Task to complete: When you reach the line that contains "Enumerate this screenshot's", begin copying exactly, and continue through the last line of the data; no pictures belong in the copy.

Exercise data:
****************************************

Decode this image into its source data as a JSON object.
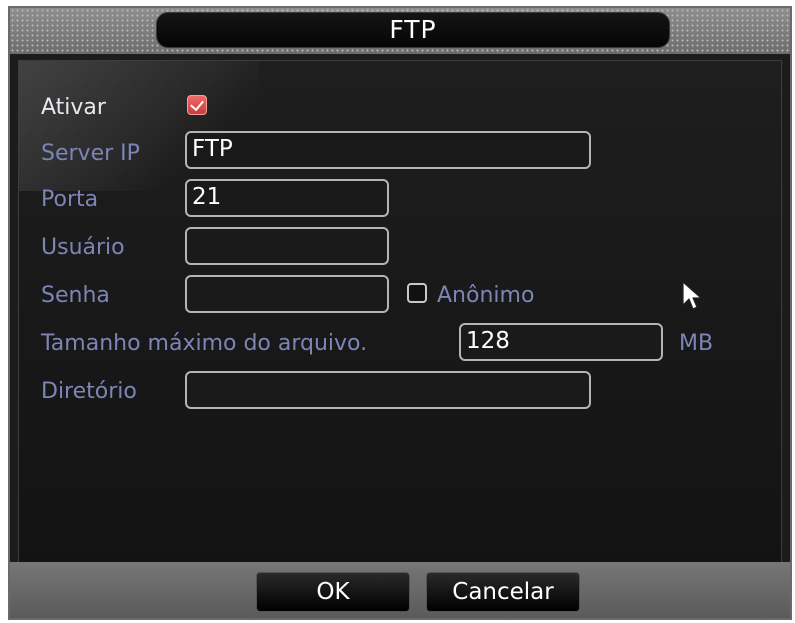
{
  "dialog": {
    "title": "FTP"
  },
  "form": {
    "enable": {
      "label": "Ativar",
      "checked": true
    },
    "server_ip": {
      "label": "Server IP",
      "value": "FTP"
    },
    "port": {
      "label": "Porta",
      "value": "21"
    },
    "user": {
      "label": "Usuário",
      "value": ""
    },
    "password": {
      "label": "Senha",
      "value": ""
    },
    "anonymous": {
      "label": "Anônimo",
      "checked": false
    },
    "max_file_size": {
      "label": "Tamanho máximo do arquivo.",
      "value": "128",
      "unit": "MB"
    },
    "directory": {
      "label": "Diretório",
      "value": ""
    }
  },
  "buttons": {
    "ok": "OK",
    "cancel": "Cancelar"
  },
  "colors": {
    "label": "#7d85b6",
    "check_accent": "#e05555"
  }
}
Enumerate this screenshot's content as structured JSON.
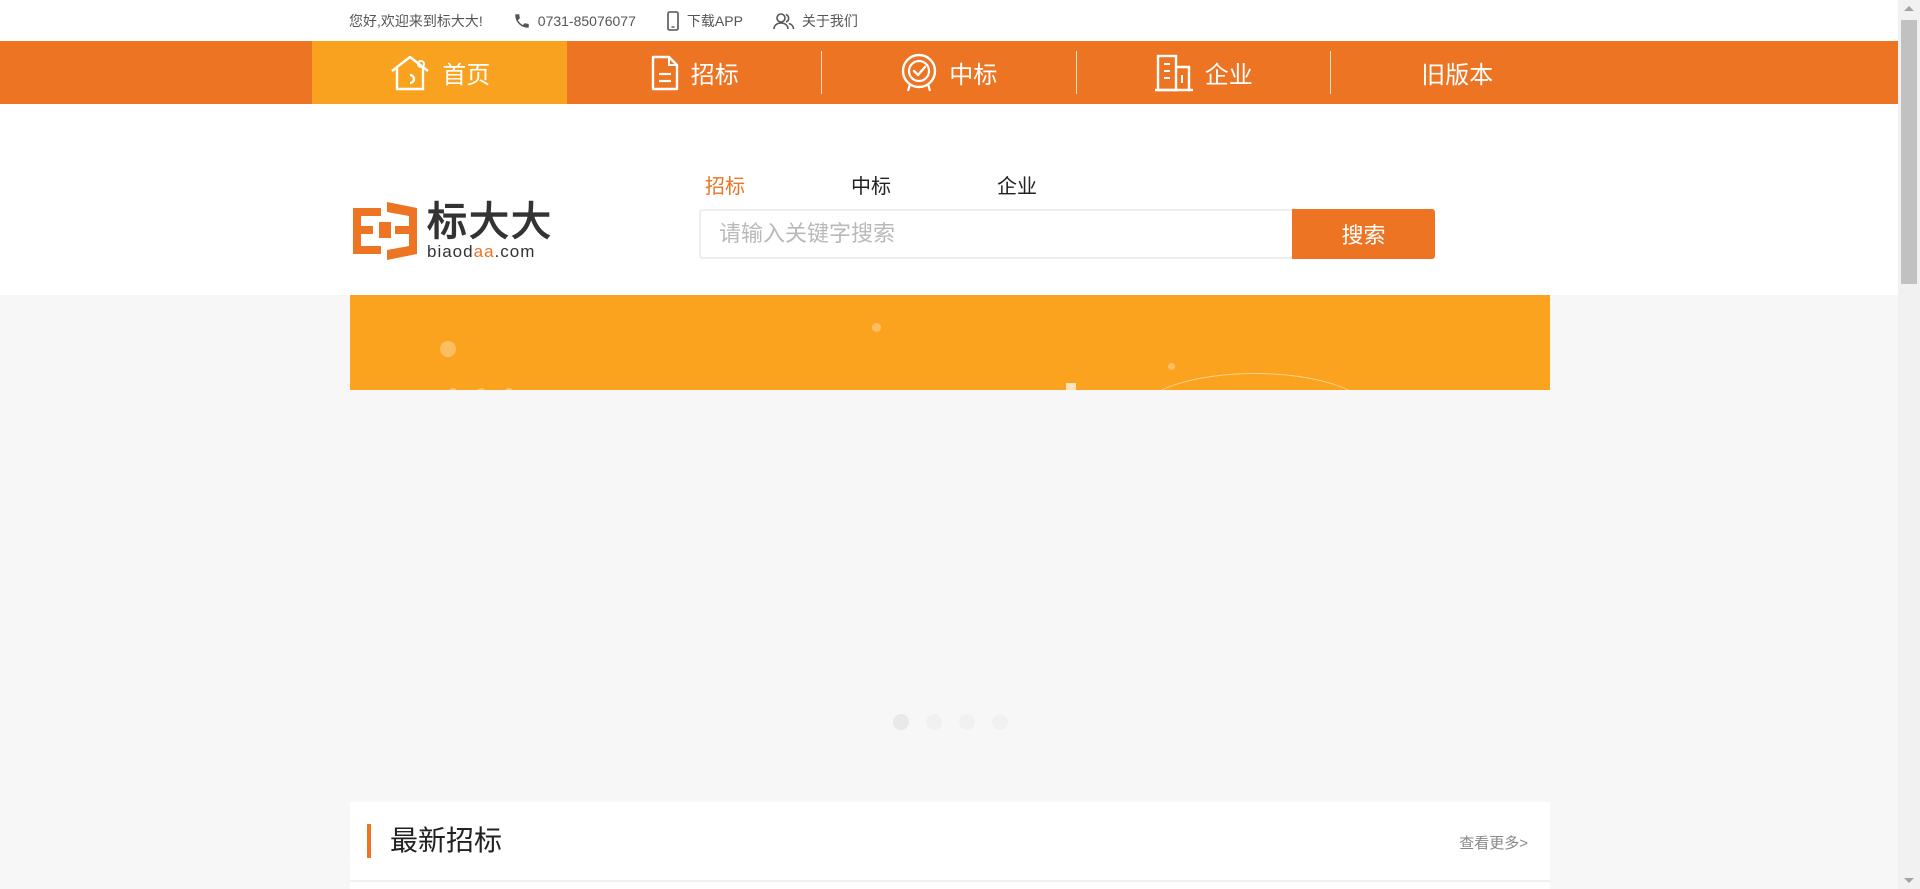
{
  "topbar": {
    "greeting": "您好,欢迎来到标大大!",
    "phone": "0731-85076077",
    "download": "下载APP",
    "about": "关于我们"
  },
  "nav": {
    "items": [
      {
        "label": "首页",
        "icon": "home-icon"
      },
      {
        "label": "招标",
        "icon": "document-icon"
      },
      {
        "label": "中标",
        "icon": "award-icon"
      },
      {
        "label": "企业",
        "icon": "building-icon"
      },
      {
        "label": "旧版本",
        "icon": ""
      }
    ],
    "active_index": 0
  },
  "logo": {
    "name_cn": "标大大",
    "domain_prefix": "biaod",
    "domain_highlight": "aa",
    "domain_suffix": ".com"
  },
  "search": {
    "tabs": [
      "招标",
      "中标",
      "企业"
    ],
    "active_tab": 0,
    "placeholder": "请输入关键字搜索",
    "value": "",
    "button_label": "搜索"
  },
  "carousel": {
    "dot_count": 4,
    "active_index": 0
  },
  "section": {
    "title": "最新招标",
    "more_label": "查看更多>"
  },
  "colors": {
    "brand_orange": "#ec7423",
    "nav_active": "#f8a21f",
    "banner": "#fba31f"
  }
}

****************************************

Answer section:
Enumerate this screenshot's content as structured JSON.
{
  "topbar": {
    "greeting": "您好,欢迎来到标大大!",
    "phone": "0731-85076077",
    "download": "下载APP",
    "about": "关于我们"
  },
  "nav": {
    "items": [
      {
        "label": "首页",
        "icon": "home-icon"
      },
      {
        "label": "招标",
        "icon": "document-icon"
      },
      {
        "label": "中标",
        "icon": "award-icon"
      },
      {
        "label": "企业",
        "icon": "building-icon"
      },
      {
        "label": "旧版本",
        "icon": ""
      }
    ],
    "active_index": 0
  },
  "logo": {
    "name_cn": "标大大",
    "domain_prefix": "biaod",
    "domain_highlight": "aa",
    "domain_suffix": ".com"
  },
  "search": {
    "tabs": [
      "招标",
      "中标",
      "企业"
    ],
    "active_tab": 0,
    "placeholder": "请输入关键字搜索",
    "value": "",
    "button_label": "搜索"
  },
  "carousel": {
    "dot_count": 4,
    "active_index": 0
  },
  "section": {
    "title": "最新招标",
    "more_label": "查看更多>"
  },
  "colors": {
    "brand_orange": "#ec7423",
    "nav_active": "#f8a21f",
    "banner": "#fba31f"
  }
}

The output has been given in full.